### ASSIGNED TASK
What is the number of lines in the following data that contain "JSON"? Answer with the number alone.
Top of DATA SHOWN
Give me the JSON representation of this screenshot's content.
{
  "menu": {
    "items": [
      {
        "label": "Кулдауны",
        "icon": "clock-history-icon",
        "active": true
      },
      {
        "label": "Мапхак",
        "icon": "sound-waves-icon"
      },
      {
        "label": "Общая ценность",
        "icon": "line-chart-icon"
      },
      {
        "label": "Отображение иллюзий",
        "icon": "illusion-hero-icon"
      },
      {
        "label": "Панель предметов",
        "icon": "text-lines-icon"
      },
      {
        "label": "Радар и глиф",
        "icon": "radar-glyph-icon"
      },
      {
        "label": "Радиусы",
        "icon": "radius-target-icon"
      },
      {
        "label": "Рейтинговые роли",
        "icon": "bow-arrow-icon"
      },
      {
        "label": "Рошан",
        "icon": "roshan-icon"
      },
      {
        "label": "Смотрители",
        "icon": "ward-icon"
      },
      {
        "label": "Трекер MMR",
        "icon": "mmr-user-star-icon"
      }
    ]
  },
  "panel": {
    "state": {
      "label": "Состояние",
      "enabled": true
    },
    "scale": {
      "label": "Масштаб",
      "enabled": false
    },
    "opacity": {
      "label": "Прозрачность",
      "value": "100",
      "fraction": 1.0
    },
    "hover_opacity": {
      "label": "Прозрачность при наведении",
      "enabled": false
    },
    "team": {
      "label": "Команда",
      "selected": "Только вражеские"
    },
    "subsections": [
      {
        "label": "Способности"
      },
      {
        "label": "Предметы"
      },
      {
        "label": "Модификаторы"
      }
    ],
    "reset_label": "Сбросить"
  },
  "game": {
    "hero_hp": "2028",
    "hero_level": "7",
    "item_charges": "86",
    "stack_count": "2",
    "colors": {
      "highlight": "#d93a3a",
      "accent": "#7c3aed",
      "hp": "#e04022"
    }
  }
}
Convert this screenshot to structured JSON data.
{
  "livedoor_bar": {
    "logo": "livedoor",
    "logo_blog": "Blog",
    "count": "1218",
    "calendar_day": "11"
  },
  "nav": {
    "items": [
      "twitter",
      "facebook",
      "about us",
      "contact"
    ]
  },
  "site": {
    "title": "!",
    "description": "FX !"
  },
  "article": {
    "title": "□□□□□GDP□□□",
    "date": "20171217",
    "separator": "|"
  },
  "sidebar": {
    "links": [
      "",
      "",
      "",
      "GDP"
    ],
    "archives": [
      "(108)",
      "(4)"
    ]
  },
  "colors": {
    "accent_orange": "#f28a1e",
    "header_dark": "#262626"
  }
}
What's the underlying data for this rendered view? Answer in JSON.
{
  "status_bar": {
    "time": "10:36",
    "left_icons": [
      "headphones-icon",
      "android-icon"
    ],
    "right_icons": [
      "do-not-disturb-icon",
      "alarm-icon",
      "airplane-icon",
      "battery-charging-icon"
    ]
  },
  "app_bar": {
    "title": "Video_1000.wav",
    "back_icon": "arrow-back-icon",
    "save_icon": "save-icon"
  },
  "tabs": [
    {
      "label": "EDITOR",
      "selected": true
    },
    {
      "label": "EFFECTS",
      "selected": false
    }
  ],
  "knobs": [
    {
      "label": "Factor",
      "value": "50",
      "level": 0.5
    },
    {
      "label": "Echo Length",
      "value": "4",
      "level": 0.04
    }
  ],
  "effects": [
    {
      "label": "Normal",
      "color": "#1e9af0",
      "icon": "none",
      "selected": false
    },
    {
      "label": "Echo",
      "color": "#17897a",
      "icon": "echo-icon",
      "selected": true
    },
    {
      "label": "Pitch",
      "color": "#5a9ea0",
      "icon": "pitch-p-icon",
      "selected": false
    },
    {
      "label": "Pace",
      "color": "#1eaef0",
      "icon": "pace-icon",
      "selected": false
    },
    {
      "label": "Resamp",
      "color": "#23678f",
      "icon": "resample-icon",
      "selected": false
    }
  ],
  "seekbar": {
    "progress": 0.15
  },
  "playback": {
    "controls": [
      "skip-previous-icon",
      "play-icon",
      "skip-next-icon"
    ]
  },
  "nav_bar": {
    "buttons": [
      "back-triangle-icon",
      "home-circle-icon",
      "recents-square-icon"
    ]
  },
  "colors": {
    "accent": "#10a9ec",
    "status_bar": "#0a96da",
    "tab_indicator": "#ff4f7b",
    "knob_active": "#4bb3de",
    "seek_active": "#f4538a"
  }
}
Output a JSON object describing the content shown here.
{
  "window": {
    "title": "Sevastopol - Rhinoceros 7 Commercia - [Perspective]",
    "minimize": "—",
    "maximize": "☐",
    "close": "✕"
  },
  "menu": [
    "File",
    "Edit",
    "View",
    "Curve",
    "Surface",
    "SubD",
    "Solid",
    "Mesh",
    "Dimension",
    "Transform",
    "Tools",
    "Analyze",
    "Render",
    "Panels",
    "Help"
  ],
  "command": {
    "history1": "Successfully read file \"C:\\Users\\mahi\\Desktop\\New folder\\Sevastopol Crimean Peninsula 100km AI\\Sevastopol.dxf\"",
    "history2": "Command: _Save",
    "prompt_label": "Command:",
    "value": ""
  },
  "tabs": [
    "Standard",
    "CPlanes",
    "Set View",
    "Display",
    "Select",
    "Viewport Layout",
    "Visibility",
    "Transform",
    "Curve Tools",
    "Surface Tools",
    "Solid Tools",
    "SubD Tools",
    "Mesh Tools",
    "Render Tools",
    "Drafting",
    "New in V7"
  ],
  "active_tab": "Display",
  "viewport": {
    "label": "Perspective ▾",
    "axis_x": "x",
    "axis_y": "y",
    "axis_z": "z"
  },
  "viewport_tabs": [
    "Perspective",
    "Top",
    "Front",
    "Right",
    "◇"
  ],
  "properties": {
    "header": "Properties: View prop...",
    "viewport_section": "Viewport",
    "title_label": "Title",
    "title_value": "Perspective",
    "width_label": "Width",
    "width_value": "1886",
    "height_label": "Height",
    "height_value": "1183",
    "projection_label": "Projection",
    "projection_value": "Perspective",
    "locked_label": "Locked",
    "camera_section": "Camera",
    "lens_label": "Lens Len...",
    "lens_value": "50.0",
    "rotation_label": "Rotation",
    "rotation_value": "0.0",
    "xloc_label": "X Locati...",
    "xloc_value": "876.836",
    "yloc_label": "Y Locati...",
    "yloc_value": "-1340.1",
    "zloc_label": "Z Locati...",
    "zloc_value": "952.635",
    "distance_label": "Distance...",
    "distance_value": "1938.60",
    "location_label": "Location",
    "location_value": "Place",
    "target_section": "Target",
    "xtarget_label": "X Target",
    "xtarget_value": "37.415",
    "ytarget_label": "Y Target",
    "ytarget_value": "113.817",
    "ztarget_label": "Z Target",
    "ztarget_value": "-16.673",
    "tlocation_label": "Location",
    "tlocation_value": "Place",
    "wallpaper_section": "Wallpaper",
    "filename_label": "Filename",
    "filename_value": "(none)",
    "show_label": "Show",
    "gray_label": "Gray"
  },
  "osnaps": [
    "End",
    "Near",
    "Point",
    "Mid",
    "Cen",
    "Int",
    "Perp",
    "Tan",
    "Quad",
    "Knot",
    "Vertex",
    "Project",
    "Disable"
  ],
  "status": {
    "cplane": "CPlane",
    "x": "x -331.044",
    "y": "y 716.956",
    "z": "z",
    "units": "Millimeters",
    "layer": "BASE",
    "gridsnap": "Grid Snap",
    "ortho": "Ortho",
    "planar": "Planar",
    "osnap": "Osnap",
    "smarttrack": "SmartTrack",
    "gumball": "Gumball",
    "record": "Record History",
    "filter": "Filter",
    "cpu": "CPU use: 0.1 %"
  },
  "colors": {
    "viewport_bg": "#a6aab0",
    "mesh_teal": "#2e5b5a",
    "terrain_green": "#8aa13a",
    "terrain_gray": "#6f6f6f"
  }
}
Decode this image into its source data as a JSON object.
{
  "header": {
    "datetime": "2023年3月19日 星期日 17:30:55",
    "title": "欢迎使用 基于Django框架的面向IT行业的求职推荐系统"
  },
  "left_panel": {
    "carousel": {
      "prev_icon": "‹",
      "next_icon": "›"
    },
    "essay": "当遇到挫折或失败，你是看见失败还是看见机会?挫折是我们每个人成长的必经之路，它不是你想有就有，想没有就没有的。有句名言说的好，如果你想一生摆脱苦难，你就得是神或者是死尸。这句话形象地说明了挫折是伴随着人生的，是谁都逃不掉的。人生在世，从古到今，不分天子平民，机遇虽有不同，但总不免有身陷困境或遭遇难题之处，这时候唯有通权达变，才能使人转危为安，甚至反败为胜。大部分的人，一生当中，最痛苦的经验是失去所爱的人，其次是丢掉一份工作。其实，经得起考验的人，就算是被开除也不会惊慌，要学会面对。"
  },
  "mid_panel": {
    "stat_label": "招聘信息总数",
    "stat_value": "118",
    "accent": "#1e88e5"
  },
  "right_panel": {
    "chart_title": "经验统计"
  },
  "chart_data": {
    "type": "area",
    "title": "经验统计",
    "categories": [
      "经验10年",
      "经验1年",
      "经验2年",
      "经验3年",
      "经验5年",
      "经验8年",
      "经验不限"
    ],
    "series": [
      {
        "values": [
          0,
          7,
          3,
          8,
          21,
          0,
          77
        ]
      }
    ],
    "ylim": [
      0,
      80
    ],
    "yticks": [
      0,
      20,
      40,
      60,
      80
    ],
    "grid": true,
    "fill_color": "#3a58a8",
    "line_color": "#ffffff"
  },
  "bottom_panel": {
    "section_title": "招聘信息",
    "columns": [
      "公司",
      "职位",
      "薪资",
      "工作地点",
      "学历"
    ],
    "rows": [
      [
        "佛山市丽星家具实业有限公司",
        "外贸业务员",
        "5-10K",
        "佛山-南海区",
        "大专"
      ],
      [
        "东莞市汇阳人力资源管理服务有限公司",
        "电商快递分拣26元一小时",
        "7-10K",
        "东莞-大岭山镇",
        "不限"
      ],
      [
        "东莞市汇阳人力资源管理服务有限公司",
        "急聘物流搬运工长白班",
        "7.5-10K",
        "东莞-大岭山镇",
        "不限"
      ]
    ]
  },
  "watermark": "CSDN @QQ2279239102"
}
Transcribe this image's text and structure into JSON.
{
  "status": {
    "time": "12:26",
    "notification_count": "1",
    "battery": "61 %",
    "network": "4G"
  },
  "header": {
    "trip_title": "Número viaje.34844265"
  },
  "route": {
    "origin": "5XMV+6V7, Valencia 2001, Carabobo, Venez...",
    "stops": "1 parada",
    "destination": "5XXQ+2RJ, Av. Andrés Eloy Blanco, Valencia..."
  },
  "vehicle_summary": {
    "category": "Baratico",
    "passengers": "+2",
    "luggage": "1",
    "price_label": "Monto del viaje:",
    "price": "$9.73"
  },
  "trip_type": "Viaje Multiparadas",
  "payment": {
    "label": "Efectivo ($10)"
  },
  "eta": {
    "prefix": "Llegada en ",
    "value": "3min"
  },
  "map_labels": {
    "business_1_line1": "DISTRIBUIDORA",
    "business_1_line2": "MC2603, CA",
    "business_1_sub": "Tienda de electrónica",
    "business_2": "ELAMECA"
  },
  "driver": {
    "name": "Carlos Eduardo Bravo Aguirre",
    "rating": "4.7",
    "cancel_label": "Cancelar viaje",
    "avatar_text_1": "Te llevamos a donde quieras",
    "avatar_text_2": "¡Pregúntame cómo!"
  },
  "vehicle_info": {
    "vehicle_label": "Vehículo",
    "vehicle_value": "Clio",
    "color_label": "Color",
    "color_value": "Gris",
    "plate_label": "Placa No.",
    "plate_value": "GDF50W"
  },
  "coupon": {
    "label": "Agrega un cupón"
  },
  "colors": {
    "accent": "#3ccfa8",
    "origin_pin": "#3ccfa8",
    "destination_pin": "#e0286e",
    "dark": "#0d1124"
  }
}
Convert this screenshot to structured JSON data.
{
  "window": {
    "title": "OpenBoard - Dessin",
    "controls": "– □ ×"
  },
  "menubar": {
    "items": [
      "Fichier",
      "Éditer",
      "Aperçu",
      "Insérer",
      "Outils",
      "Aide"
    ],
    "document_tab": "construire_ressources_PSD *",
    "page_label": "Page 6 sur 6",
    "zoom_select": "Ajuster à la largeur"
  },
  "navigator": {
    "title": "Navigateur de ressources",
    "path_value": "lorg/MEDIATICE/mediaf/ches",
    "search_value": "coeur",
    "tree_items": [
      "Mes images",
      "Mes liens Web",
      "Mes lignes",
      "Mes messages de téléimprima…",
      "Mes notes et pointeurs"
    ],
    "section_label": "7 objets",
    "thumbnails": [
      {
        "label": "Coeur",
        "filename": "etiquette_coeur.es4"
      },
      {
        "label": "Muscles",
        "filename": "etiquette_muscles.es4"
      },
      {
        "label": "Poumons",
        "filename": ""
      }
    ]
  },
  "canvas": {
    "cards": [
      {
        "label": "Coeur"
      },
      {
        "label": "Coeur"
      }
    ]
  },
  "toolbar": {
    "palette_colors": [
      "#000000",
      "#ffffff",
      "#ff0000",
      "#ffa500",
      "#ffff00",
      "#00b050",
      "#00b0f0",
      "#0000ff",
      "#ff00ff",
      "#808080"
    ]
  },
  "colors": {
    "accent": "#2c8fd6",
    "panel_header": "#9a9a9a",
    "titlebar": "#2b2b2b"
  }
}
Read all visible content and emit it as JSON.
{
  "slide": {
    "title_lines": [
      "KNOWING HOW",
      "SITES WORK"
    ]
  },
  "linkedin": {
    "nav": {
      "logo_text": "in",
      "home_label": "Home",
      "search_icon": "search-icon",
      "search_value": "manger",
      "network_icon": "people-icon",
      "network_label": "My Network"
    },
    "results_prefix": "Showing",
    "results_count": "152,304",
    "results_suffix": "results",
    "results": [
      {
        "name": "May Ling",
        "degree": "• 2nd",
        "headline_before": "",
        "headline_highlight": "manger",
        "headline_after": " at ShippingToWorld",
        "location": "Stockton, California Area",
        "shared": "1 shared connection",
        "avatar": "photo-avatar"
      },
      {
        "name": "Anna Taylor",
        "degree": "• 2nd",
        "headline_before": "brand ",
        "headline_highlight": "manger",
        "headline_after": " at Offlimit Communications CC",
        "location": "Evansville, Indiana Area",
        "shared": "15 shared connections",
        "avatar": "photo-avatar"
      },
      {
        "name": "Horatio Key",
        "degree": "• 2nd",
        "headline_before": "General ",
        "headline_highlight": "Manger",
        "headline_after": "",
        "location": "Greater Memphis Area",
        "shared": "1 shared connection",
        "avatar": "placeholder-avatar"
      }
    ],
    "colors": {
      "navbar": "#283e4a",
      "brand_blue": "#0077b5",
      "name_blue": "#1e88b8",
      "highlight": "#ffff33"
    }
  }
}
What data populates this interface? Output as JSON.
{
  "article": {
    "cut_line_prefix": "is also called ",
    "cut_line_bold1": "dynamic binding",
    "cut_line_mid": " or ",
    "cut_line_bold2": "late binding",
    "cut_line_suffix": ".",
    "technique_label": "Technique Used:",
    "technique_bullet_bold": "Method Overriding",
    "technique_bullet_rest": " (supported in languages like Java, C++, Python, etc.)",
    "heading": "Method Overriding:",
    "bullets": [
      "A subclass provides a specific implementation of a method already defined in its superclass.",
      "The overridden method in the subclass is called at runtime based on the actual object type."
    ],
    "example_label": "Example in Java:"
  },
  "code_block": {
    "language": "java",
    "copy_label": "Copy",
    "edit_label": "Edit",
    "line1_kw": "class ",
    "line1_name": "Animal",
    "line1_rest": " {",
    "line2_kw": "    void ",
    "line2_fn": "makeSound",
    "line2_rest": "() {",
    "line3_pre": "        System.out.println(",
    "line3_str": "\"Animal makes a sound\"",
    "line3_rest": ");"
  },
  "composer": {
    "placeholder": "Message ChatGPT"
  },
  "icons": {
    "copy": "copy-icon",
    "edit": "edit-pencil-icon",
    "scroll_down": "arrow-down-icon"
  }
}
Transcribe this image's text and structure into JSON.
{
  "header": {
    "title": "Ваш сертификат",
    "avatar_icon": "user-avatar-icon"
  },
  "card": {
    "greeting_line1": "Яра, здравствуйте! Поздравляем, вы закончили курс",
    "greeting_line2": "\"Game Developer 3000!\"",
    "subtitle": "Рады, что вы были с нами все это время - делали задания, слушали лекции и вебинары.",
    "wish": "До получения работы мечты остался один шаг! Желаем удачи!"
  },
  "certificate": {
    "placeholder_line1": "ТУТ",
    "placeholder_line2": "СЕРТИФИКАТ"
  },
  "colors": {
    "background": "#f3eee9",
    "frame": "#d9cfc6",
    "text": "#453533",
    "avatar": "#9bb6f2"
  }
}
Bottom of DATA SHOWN
### ANSWER
10